Pawl Kut is Harvest Festival - celebrated during December to January after the harvests are over. It is perhaps the greatest festival, with plenty of grains in the barn and all the labours of the year over, what better time is there than this to have a great festival.
There is a legend regarding the origin of this festival. In the olden days when the
Mizos were living to the east of the Tiau River in the Chin Hills, which is now in Burma, there was famine for three consecutive years. In the fourth year the people had a bumper crop. The people believed that this was a blessing of the supreme god and as a thanksgiving they celebrated
It was customary for everyone to eat meat and eggs during Pawl Kut. A few days before the day is fixed for the feast, the men would go out hunting wild animals, trapping birds or fishing. One would get as much meat as one's means would permit.

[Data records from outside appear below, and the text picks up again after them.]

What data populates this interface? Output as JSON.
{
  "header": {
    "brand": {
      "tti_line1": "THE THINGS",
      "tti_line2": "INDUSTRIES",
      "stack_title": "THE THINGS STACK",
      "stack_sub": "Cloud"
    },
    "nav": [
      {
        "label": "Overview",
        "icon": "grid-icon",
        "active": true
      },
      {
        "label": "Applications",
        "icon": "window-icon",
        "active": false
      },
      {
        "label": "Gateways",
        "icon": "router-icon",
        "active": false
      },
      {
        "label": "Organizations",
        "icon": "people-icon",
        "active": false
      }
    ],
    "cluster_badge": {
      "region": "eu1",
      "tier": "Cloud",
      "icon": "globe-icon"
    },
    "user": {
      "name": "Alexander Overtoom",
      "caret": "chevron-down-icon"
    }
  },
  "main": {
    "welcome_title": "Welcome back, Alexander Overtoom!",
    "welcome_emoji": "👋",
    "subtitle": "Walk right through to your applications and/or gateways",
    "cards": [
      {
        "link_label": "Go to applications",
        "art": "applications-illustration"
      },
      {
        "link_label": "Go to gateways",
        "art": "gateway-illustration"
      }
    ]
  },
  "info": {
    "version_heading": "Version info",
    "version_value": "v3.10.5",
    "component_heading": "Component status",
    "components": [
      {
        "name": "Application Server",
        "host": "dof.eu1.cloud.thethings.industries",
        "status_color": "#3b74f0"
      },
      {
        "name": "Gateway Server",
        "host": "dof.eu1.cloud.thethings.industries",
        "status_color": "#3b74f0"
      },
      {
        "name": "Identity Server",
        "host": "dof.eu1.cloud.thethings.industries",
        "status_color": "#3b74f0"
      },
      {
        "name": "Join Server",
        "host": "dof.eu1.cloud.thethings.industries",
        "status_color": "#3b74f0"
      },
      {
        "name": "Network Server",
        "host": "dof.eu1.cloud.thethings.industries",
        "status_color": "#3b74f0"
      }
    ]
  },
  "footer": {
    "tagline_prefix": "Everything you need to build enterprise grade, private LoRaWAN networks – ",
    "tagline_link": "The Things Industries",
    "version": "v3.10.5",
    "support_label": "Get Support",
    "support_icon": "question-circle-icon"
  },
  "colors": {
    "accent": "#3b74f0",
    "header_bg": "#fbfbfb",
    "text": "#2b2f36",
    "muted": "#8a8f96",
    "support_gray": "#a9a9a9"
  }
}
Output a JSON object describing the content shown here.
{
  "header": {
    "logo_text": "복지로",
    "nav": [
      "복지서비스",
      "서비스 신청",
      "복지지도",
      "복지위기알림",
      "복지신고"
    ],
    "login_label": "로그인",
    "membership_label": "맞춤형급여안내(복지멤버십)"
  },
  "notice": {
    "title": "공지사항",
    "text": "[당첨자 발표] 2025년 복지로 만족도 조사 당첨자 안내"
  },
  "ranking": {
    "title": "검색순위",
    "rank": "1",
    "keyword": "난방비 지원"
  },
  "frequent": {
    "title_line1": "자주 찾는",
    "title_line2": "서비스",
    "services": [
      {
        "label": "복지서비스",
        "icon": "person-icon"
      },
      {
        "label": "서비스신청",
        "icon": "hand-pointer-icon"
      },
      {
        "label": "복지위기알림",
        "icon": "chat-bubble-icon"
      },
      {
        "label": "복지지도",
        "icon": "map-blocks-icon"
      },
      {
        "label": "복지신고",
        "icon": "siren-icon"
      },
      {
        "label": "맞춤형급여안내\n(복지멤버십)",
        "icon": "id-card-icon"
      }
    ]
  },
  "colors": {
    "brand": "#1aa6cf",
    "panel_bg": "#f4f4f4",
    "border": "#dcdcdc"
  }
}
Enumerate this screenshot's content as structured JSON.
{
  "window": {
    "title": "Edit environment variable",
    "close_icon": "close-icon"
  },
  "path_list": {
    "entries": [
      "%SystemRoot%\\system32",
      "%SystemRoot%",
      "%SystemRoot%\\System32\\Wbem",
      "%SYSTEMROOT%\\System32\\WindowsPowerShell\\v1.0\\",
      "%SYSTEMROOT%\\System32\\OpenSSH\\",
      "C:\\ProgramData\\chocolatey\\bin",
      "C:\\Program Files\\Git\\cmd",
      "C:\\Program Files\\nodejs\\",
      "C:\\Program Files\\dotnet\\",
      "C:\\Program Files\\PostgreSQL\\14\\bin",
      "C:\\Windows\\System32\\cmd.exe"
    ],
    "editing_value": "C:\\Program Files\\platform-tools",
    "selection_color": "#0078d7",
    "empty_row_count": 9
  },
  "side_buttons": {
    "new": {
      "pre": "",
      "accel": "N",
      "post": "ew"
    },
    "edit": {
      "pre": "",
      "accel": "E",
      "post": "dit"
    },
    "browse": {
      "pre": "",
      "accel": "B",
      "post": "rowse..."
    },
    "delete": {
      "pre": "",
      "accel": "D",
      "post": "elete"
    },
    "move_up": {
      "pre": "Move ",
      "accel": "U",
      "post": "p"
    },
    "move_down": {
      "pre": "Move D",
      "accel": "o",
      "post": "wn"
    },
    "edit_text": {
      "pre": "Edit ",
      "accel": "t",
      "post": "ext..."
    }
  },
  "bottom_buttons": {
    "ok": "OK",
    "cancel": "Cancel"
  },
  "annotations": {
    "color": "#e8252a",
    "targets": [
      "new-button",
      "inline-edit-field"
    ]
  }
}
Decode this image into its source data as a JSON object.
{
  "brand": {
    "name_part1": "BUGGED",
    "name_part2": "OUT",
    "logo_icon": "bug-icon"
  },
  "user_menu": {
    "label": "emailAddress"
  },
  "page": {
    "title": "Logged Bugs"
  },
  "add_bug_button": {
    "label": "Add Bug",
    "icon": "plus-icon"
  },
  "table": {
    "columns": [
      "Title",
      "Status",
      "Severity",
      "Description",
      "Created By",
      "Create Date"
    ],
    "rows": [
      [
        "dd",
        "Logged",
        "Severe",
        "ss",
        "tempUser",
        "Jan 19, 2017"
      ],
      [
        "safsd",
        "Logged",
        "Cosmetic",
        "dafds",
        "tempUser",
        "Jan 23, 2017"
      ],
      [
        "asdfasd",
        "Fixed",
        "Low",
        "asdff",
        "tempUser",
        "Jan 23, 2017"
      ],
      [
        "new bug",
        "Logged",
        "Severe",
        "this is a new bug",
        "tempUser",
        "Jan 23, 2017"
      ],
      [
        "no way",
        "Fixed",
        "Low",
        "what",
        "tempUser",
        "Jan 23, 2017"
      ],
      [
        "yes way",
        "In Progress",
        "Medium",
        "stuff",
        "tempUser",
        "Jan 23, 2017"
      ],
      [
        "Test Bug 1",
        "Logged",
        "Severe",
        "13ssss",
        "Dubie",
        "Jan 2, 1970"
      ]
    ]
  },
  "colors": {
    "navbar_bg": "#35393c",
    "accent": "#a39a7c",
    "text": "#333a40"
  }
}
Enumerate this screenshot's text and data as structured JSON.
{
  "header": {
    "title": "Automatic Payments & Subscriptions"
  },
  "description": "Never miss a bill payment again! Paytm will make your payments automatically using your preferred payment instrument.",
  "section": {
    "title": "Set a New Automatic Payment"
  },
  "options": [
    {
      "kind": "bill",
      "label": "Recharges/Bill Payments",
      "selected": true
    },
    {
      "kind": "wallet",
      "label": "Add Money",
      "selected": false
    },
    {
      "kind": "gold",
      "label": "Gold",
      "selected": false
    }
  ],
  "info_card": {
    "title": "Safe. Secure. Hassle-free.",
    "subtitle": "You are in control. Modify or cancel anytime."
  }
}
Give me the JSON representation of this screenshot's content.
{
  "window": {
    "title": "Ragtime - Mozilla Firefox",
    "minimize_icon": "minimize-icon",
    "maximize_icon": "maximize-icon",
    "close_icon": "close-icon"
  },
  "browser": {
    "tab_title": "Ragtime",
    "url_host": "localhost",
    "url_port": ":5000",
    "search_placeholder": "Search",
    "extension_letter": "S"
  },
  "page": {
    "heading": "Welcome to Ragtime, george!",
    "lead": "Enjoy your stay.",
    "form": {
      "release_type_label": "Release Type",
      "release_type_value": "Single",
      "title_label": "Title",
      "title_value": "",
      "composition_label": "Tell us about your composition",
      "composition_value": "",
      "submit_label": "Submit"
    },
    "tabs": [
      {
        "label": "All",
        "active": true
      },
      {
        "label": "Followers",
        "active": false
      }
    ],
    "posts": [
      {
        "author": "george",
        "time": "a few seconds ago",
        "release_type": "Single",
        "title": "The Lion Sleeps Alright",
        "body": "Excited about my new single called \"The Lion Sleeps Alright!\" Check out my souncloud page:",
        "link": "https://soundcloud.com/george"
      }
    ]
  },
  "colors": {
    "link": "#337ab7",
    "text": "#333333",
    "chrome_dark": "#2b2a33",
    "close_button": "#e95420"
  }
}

Even the poorest would kill at least a fowl for the household eat.
As in Chapchar Kut, mothers and children would gather together at the
Lungdawh bringing with them plates of rice, boiled eggs and meat and feed one another performing
Chhawnghnawt. The young men and girls would also attend the Chhawnghnawt. The men would collect in the houses of well-to-do persons and Zu would be drunk. The festivities were followed by
Eipuar Awm Ni or the day of rest.